(Records supplied):

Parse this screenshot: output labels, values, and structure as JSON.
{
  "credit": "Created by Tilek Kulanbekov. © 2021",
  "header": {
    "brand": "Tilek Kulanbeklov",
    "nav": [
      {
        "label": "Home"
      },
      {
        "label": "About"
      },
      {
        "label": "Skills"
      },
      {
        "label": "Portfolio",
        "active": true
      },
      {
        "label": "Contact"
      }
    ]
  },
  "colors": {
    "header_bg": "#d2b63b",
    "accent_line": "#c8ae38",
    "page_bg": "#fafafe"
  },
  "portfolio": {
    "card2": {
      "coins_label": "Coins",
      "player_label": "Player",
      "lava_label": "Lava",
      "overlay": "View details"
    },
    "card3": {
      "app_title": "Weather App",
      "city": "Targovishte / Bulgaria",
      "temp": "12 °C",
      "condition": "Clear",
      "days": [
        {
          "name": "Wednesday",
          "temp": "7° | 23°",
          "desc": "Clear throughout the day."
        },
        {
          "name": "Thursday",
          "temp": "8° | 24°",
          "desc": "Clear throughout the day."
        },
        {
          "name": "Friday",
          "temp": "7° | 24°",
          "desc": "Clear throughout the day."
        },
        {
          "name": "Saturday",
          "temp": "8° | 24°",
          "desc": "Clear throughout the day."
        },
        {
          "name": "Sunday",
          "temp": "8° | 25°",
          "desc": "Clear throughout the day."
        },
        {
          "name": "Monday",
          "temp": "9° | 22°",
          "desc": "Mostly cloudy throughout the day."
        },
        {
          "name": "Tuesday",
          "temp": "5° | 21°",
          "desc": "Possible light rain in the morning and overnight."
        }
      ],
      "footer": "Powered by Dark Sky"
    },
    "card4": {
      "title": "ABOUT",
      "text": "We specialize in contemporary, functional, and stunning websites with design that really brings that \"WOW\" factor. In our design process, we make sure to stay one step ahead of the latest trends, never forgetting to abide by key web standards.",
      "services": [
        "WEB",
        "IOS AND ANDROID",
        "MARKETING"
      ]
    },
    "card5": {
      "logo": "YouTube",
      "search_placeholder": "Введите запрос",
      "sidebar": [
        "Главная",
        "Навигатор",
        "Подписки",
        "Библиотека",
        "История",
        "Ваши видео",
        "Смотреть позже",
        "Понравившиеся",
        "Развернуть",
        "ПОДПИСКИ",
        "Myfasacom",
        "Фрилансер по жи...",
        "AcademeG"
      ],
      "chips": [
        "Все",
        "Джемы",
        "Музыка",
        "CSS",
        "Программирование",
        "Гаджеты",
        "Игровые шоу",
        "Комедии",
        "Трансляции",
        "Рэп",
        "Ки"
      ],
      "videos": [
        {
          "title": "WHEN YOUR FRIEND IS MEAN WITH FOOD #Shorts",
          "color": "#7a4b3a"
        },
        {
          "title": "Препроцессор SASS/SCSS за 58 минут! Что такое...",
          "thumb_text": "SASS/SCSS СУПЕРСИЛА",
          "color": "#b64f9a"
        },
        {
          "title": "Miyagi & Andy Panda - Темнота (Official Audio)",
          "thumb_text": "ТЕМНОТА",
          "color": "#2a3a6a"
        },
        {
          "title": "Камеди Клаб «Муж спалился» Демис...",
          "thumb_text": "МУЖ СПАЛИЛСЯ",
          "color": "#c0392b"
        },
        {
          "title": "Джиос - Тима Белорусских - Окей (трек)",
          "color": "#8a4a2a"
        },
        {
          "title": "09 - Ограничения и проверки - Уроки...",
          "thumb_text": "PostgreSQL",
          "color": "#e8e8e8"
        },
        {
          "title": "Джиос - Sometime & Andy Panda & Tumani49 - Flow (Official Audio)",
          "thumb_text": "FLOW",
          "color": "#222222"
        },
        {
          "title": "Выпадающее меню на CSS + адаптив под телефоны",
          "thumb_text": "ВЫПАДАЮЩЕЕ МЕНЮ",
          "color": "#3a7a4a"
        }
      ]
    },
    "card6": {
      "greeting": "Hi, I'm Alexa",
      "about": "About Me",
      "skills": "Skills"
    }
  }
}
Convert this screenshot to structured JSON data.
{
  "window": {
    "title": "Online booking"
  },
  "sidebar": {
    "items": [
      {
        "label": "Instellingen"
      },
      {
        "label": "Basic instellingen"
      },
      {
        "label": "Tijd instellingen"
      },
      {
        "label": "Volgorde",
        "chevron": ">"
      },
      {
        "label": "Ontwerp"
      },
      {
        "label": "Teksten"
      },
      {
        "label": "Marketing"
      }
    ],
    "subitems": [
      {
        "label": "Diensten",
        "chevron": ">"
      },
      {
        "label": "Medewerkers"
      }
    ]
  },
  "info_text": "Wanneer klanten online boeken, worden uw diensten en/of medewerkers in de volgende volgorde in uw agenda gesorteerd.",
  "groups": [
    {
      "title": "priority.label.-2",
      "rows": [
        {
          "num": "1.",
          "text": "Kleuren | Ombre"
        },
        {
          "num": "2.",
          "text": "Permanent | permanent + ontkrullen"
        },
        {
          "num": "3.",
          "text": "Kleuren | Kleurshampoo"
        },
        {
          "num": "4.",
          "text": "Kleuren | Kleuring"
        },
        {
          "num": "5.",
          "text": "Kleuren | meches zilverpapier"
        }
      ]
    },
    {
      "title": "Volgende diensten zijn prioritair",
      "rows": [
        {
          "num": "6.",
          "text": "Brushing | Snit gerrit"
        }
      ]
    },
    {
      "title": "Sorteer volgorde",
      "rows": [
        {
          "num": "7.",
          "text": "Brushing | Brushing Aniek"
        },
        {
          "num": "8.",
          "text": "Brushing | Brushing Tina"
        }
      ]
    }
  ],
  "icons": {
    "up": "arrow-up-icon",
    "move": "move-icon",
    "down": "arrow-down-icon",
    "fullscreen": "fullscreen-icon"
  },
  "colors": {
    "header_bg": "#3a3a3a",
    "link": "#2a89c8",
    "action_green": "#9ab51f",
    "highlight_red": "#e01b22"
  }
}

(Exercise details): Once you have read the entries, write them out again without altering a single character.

(Task result):
Parse this screenshot: output labels, values, and structure as JSON.
{
  "credit": "Created by Tilek Kulanbekov. © 2021",
  "header": {
    "brand": "Tilek Kulanbeklov",
    "nav": [
      {
        "label": "Home"
      },
      {
        "label": "About"
      },
      {
        "label": "Skills"
      },
      {
        "label": "Portfolio",
        "active": true
      },
      {
        "label": "Contact"
      }
    ]
  },
  "colors": {
    "header_bg": "#d2b63b",
    "accent_line": "#c8ae38",
    "page_bg": "#fafafe"
  },
  "portfolio": {
    "card2": {
      "coins_label": "Coins",
      "player_label": "Player",
      "lava_label": "Lava",
      "overlay": "View details"
    },
    "card3": {
      "app_title": "Weather App",
      "city": "Targovishte / Bulgaria",
      "temp": "12 °C",
      "condition": "Clear",
      "days": [
        {
          "name": "Wednesday",
          "temp": "7° | 23°",
          "desc": "Clear throughout the day."
        },
        {
          "name": "Thursday",
          "temp": "8° | 24°",
          "desc": "Clear throughout the day."
        },
        {
          "name": "Friday",
          "temp": "7° | 24°",
          "desc": "Clear throughout the day."
        },
        {
          "name": "Saturday",
          "temp": "8° | 24°",
          "desc": "Clear throughout the day."
        },
        {
          "name": "Sunday",
          "temp": "8° | 25°",
          "desc": "Clear throughout the day."
        },
        {
          "name": "Monday",
          "temp": "9° | 22°",
          "desc": "Mostly cloudy throughout the day."
        },
        {
          "name": "Tuesday",
          "temp": "5° | 21°",
          "desc": "Possible light rain in the morning and overnight."
        }
      ],
      "footer": "Powered by Dark Sky"
    },
    "card4": {
      "title": "ABOUT",
      "text": "We specialize in contemporary, functional, and stunning websites with design that really brings that \"WOW\" factor. In our design process, we make sure to stay one step ahead of the latest trends, never forgetting to abide by key web standards.",
      "services": [
        "WEB",
        "IOS AND ANDROID",
        "MARKETING"
      ]
    },
    "card5": {
      "logo": "YouTube",
      "search_placeholder": "Введите запрос",
      "sidebar": [
        "Главная",
        "Навигатор",
        "Подписки",
        "Библиотека",
        "История",
        "Ваши видео",
        "Смотреть позже",
        "Понравившиеся",
        "Развернуть",
        "ПОДПИСКИ",
        "Myfasacom",
        "Фрилансер по жи...",
        "AcademeG"
      ],
      "chips": [
        "Все",
        "Джемы",
        "Музыка",
        "CSS",
        "Программирование",
        "Гаджеты",
        "Игровые шоу",
        "Комедии",
        "Трансляции",
        "Рэп",
        "Ки"
      ],
      "videos": [
        {
          "title": "WHEN YOUR FRIEND IS MEAN WITH FOOD #Shorts",
          "color": "#7a4b3a"
        },
        {
          "title": "Препроцессор SASS/SCSS за 58 минут! Что такое...",
          "thumb_text": "SASS/SCSS СУПЕРСИЛА",
          "color": "#b64f9a"
        },
        {
          "title": "Miyagi & Andy Panda - Темнота (Official Audio)",
          "thumb_text": "ТЕМНОТА",
          "color": "#2a3a6a"
        },
        {
          "title": "Камеди Клаб «Муж спалился» Демис...",
          "thumb_text": "МУЖ СПАЛИЛСЯ",
          "color": "#c0392b"
        },
        {
          "title": "Джиос - Тима Белорусских - Окей (трек)",
          "color": "#8a4a2a"
        },
        {
          "title": "09 - Ограничения и проверки - Уроки...",
          "thumb_text": "PostgreSQL",
          "color": "#e8e8e8"
        },
        {
          "title": "Джиос - Sometime & Andy Panda & Tumani49 - Flow (Official Audio)",
          "thumb_text": "FLOW",
          "color": "#222222"
        },
        {
          "title": "Выпадающее меню на CSS + адаптив под телефоны",
          "thumb_text": "ВЫПАДАЮЩЕЕ МЕНЮ",
          "color": "#3a7a4a"
        }
      ]
    },
    "card6": {
      "greeting": "Hi, I'm Alexa",
      "about": "About Me",
      "skills": "Skills"
    }
  }
}
Convert this screenshot to structured JSON data.
{
  "window": {
    "title": "Online booking"
  },
  "sidebar": {
    "items": [
      {
        "label": "Instellingen"
      },
      {
        "label": "Basic instellingen"
      },
      {
        "label": "Tijd instellingen"
      },
      {
        "label": "Volgorde",
        "chevron": ">"
      },
      {
        "label": "Ontwerp"
      },
      {
        "label": "Teksten"
      },
      {
        "label": "Marketing"
      }
    ],
    "subitems": [
      {
        "label": "Diensten",
        "chevron": ">"
      },
      {
        "label": "Medewerkers"
      }
    ]
  },
  "info_text": "Wanneer klanten online boeken, worden uw diensten en/of medewerkers in de volgende volgorde in uw agenda gesorteerd.",
  "groups": [
    {
      "title": "priority.label.-2",
      "rows": [
        {
          "num": "1.",
          "text": "Kleuren | Ombre"
        },
        {
          "num": "2.",
          "text": "Permanent | permanent + ontkrullen"
        },
        {
          "num": "3.",
          "text": "Kleuren | Kleurshampoo"
        },
        {
          "num": "4.",
          "text": "Kleuren | Kleuring"
        },
        {
          "num": "5.",
          "text": "Kleuren | meches zilverpapier"
        }
      ]
    },
    {
      "title": "Volgende diensten zijn prioritair",
      "rows": [
        {
          "num": "6.",
          "text": "Brushing | Snit gerrit"
        }
      ]
    },
    {
      "title": "Sorteer volgorde",
      "rows": [
        {
          "num": "7.",
          "text": "Brushing | Brushing Aniek"
        },
        {
          "num": "8.",
          "text": "Brushing | Brushing Tina"
        }
      ]
    }
  ],
  "icons": {
    "up": "arrow-up-icon",
    "move": "move-icon",
    "down": "arrow-down-icon",
    "fullscreen": "fullscreen-icon"
  },
  "colors": {
    "header_bg": "#3a3a3a",
    "link": "#2a89c8",
    "action_green": "#9ab51f",
    "highlight_red": "#e01b22"
  }
}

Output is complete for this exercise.